• What to do:
Repeat every line of the material below exactly.

• Data provided:
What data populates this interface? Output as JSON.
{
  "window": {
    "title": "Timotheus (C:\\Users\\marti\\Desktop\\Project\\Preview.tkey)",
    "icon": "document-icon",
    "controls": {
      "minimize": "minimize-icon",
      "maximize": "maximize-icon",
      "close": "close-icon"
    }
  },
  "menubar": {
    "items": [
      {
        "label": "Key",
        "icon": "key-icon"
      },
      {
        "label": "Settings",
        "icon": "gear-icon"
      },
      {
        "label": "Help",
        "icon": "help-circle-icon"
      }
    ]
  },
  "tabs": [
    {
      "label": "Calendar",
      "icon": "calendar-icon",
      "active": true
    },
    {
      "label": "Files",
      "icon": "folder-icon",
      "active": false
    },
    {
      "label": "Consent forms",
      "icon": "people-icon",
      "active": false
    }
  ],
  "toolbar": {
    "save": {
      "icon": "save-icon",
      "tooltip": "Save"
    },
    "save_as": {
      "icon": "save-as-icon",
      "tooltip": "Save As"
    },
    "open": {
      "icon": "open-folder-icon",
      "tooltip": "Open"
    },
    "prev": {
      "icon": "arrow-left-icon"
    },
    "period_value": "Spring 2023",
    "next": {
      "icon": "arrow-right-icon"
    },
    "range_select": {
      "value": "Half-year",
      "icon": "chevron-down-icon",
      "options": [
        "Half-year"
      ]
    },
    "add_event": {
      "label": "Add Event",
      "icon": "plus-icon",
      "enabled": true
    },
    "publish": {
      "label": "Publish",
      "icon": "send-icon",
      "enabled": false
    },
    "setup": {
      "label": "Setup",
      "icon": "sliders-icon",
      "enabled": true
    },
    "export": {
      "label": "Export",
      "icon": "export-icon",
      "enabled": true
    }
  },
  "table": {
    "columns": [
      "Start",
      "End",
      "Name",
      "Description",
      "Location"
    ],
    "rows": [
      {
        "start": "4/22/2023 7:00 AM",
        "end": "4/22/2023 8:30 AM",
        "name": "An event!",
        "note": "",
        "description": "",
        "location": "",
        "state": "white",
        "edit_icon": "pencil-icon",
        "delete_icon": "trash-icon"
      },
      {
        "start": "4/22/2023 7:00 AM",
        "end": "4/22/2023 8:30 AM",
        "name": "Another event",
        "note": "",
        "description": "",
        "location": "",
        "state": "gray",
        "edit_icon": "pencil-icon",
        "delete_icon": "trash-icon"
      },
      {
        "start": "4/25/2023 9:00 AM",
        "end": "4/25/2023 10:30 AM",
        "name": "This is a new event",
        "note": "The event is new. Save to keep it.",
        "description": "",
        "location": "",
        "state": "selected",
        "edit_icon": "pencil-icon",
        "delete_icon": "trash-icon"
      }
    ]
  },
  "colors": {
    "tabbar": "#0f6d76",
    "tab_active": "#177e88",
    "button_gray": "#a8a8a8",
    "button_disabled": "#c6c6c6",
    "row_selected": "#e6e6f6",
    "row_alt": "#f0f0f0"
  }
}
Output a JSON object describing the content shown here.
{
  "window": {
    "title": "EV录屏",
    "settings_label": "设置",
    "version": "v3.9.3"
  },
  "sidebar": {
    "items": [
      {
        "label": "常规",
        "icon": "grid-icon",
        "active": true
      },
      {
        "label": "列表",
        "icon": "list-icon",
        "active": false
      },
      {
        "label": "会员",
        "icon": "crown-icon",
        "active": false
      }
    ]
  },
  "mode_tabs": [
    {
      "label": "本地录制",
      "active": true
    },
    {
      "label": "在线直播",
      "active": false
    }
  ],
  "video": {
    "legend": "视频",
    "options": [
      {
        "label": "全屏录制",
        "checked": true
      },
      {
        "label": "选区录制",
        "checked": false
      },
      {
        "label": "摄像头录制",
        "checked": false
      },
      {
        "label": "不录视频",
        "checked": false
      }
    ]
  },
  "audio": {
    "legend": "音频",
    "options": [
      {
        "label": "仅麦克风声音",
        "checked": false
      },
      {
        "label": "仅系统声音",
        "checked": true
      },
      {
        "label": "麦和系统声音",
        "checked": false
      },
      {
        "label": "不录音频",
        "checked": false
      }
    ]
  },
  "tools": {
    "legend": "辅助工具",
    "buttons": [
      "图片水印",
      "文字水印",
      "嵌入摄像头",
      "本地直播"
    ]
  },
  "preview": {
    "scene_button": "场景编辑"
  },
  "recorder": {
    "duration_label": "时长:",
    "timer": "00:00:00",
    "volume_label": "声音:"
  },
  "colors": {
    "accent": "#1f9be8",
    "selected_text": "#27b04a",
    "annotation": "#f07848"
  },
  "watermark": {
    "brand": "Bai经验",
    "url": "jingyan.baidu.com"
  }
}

• Task output:
What data populates this interface? Output as JSON.
{
  "window": {
    "title": "Timotheus (C:\\Users\\marti\\Desktop\\Project\\Preview.tkey)",
    "icon": "document-icon",
    "controls": {
      "minimize": "minimize-icon",
      "maximize": "maximize-icon",
      "close": "close-icon"
    }
  },
  "menubar": {
    "items": [
      {
        "label": "Key",
        "icon": "key-icon"
      },
      {
        "label": "Settings",
        "icon": "gear-icon"
      },
      {
        "label": "Help",
        "icon": "help-circle-icon"
      }
    ]
  },
  "tabs": [
    {
      "label": "Calendar",
      "icon": "calendar-icon",
      "active": true
    },
    {
      "label": "Files",
      "icon": "folder-icon",
      "active": false
    },
    {
      "label": "Consent forms",
      "icon": "people-icon",
      "active": false
    }
  ],
  "toolbar": {
    "save": {
      "icon": "save-icon",
      "tooltip": "Save"
    },
    "save_as": {
      "icon": "save-as-icon",
      "tooltip": "Save As"
    },
    "open": {
      "icon": "open-folder-icon",
      "tooltip": "Open"
    },
    "prev": {
      "icon": "arrow-left-icon"
    },
    "period_value": "Spring 2023",
    "next": {
      "icon": "arrow-right-icon"
    },
    "range_select": {
      "value": "Half-year",
      "icon": "chevron-down-icon",
      "options": [
        "Half-year"
      ]
    },
    "add_event": {
      "label": "Add Event",
      "icon": "plus-icon",
      "enabled": true
    },
    "publish": {
      "label": "Publish",
      "icon": "send-icon",
      "enabled": false
    },
    "setup": {
      "label": "Setup",
      "icon": "sliders-icon",
      "enabled": true
    },
    "export": {
      "label": "Export",
      "icon": "export-icon",
      "enabled": true
    }
  },
  "table": {
    "columns": [
      "Start",
      "End",
      "Name",
      "Description",
      "Location"
    ],
    "rows": [
      {
        "start": "4/22/2023 7:00 AM",
        "end": "4/22/2023 8:30 AM",
        "name": "An event!",
        "note": "",
        "description": "",
        "location": "",
        "state": "white",
        "edit_icon": "pencil-icon",
        "delete_icon": "trash-icon"
      },
      {
        "start": "4/22/2023 7:00 AM",
        "end": "4/22/2023 8:30 AM",
        "name": "Another event",
        "note": "",
        "description": "",
        "location": "",
        "state": "gray",
        "edit_icon": "pencil-icon",
        "delete_icon": "trash-icon"
      },
      {
        "start": "4/25/2023 9:00 AM",
        "end": "4/25/2023 10:30 AM",
        "name": "This is a new event",
        "note": "The event is new. Save to keep it.",
        "description": "",
        "location": "",
        "state": "selected",
        "edit_icon": "pencil-icon",
        "delete_icon": "trash-icon"
      }
    ]
  },
  "colors": {
    "tabbar": "#0f6d76",
    "tab_active": "#177e88",
    "button_gray": "#a8a8a8",
    "button_disabled": "#c6c6c6",
    "row_selected": "#e6e6f6",
    "row_alt": "#f0f0f0"
  }
}
Output a JSON object describing the content shown here.
{
  "window": {
    "title": "EV录屏",
    "settings_label": "设置",
    "version": "v3.9.3"
  },
  "sidebar": {
    "items": [
      {
        "label": "常规",
        "icon": "grid-icon",
        "active": true
      },
      {
        "label": "列表",
        "icon": "list-icon",
        "active": false
      },
      {
        "label": "会员",
        "icon": "crown-icon",
        "active": false
      }
    ]
  },
  "mode_tabs": [
    {
      "label": "本地录制",
      "active": true
    },
    {
      "label": "在线直播",
      "active": false
    }
  ],
  "video": {
    "legend": "视频",
    "options": [
      {
        "label": "全屏录制",
        "checked": true
      },
      {
        "label": "选区录制",
        "checked": false
      },
      {
        "label": "摄像头录制",
        "checked": false
      },
      {
        "label": "不录视频",
        "checked": false
      }
    ]
  },
  "audio": {
    "legend": "音频",
    "options": [
      {
        "label": "仅麦克风声音",
        "checked": false
      },
      {
        "label": "仅系统声音",
        "checked": true
      },
      {
        "label": "麦和系统声音",
        "checked": false
      },
      {
        "label": "不录音频",
        "checked": false
      }
    ]
  },
  "tools": {
    "legend": "辅助工具",
    "buttons": [
      "图片水印",
      "文字水印",
      "嵌入摄像头",
      "本地直播"
    ]
  },
  "preview": {
    "scene_button": "场景编辑"
  },
  "recorder": {
    "duration_label": "时长:",
    "timer": "00:00:00",
    "volume_label": "声音:"
  },
  "colors": {
    "accent": "#1f9be8",
    "selected_text": "#27b04a",
    "annotation": "#f07848"
  },
  "watermark": {
    "brand": "Bai经验",
    "url": "jingyan.baidu.com"
  }
}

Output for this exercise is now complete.